This leads to the third limitation – the assumption that “more than 85 percent of the [drug] violence consists of people involved in the drug trade killing each other,” a figure repeated a number of times without any footnotes. Though this has also been the mantra of the federal government over the last five years, so far neither the Mexican government nor outside sources have provided any proof that this is true. Of the nearly 50,000 drug trade-related deaths since 2006, the Attorney General’s office has investigated less than 1,000 (and solved less than 350). Given the shifting commercial interests of the criminals (bringing them closer to innocent civilians), it seems doubtful that the deaths are  still almost all between the gangsters themselves, or that the percentage of bad guys killing bad guys hasn’t changed.  Indeed, as a recent Human Rights Watch report points out, there are many cases of misclassification, where the authorities presume that murder victims are linked to drug traffickers until proven otherwise (which they rarely are, since the Attorney General’s office investigates less than 2 percent of the killings). The rise in extrajudicial killings by the military, also laid out in detail by Human Rights Watch, further questions these claims.
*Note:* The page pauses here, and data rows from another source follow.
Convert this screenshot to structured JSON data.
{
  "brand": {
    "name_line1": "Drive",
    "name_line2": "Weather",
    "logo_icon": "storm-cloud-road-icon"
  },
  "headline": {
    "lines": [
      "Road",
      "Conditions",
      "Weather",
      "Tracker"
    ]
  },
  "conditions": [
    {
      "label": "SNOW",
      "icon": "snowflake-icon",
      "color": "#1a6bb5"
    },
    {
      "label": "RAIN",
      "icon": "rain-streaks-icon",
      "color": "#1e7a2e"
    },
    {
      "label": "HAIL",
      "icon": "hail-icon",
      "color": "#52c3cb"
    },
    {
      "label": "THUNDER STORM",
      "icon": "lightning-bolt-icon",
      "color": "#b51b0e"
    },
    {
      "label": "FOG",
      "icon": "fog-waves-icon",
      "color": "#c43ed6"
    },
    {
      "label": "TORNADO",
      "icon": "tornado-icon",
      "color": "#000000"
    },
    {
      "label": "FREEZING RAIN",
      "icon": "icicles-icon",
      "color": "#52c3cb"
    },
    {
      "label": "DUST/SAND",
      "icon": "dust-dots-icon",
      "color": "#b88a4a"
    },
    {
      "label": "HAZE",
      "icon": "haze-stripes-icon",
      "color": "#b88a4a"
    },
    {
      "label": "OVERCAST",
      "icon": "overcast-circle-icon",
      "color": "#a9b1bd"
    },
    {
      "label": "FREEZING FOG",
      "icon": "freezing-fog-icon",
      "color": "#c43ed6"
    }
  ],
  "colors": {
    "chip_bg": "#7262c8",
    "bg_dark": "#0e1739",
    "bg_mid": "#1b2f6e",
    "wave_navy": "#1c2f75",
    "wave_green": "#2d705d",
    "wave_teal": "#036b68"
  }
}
Finally Dell makes the assumption –  repeated in the press and elsewhere – that drug-related violence picked up with Calderón and his “war against narcotraffickers.” But the data show that the uptick started earlier, under president Fox, increasing some 40 percent from 2004 to 2005, and another 25 percent from 2005-2006. This doesn’t necessarily disqualify a PAN-ista effect (given both Fox and Calderón hail from the same party), but it needs to be explored more, as the security policies of the two differed in some respects.

The paper provides some policy suggestions, particularly regarding how to best use scarce law enforcement resources (for starters, don’t set up roadblocks). But the other more ominous implication is that if drug traffickers are rational economic actors, and PAN victories are so costly for them (in terms of relocating their routes or bringing in competitors), it makes sense for them to invest up front – and buy more local elections. As we head into 2012, all should be worried about this conclusion.

Published in conjunction with Latin America’s Moment at the Council on Foreign Relations.